▶ [To do]: Give the entries again exactly. Skip the pictures.

▶ [Material provided]:
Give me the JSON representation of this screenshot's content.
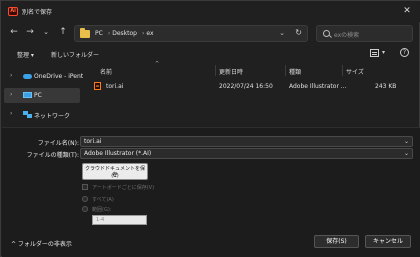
{
  "window": {
    "app_icon_text": "Ai",
    "title": "別名で保存",
    "close_glyph": "✕"
  },
  "nav": {
    "back_glyph": "←",
    "forward_glyph": "→",
    "dropdown_glyph": "⌄",
    "up_glyph": "↑"
  },
  "address": {
    "crumbs": [
      "PC",
      "Desktop",
      "ex"
    ],
    "separator": "›",
    "chevron": "⌄",
    "refresh_glyph": "↻"
  },
  "search": {
    "placeholder": "exの検索"
  },
  "toolbar": {
    "organize": "整理 ▾",
    "new_folder": "新しいフォルダー",
    "view_chevron": "▾",
    "help": "?"
  },
  "sidebar": {
    "items": [
      {
        "label": "OneDrive - iPent",
        "icon": "cloud-icon",
        "selected": false
      },
      {
        "label": "PC",
        "icon": "pc-icon",
        "selected": true
      },
      {
        "label": "ネットワーク",
        "icon": "network-icon",
        "selected": false
      }
    ],
    "chevron": "›"
  },
  "file_list": {
    "columns": [
      "名前",
      "更新日時",
      "種類",
      "サイズ"
    ],
    "sort_glyph": "^",
    "rows": [
      {
        "icon": "illustrator-file-icon",
        "icon_text": "Ai",
        "name": "tori.ai",
        "modified": "2022/07/24 16:50",
        "type": "Adobe Illustrator ...",
        "size": "243 KB"
      }
    ]
  },
  "form": {
    "filename_label": "ファイル名(N):",
    "filename_value": "tori.ai",
    "filetype_label": "ファイルの種類(T):",
    "filetype_value": "Adobe Illustrator (*.AI)",
    "chevron": "⌄",
    "cloud_button_line1": "クラウドドキュメントを保存",
    "cloud_button_line2": "(C)",
    "artboard_option": "アートボードごとに保存(V)",
    "all_option": "すべて(A)",
    "range_option": "範囲(G):",
    "range_value": "1-4"
  },
  "footer": {
    "hide_folders": "^  フォルダーの非表示",
    "save": "保存(S)",
    "cancel": "キャンセル"
  },
  "colors": {
    "background": "#202020",
    "accent_folder": "#e9bf4a",
    "accent_blue": "#3aa0e8",
    "illustrator_orange": "#ff7a1a"
  }
}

▶ [Exercise result]:
Give me the JSON representation of this screenshot's content.
{
  "window": {
    "app_icon_text": "Ai",
    "title": "別名で保存",
    "close_glyph": "✕"
  },
  "nav": {
    "back_glyph": "←",
    "forward_glyph": "→",
    "dropdown_glyph": "⌄",
    "up_glyph": "↑"
  },
  "address": {
    "crumbs": [
      "PC",
      "Desktop",
      "ex"
    ],
    "separator": "›",
    "chevron": "⌄",
    "refresh_glyph": "↻"
  },
  "search": {
    "placeholder": "exの検索"
  },
  "toolbar": {
    "organize": "整理 ▾",
    "new_folder": "新しいフォルダー",
    "view_chevron": "▾",
    "help": "?"
  },
  "sidebar": {
    "items": [
      {
        "label": "OneDrive - iPent",
        "icon": "cloud-icon",
        "selected": false
      },
      {
        "label": "PC",
        "icon": "pc-icon",
        "selected": true
      },
      {
        "label": "ネットワーク",
        "icon": "network-icon",
        "selected": false
      }
    ],
    "chevron": "›"
  },
  "file_list": {
    "columns": [
      "名前",
      "更新日時",
      "種類",
      "サイズ"
    ],
    "sort_glyph": "^",
    "rows": [
      {
        "icon": "illustrator-file-icon",
        "icon_text": "Ai",
        "name": "tori.ai",
        "modified": "2022/07/24 16:50",
        "type": "Adobe Illustrator ...",
        "size": "243 KB"
      }
    ]
  },
  "form": {
    "filename_label": "ファイル名(N):",
    "filename_value": "tori.ai",
    "filetype_label": "ファイルの種類(T):",
    "filetype_value": "Adobe Illustrator (*.AI)",
    "chevron": "⌄",
    "cloud_button_line1": "クラウドドキュメントを保存",
    "cloud_button_line2": "(C)",
    "artboard_option": "アートボードごとに保存(V)",
    "all_option": "すべて(A)",
    "range_option": "範囲(G):",
    "range_value": "1-4"
  },
  "footer": {
    "hide_folders": "^  フォルダーの非表示",
    "save": "保存(S)",
    "cancel": "キャンセル"
  },
  "colors": {
    "background": "#202020",
    "accent_folder": "#e9bf4a",
    "accent_blue": "#3aa0e8",
    "illustrator_orange": "#ff7a1a"
  }
}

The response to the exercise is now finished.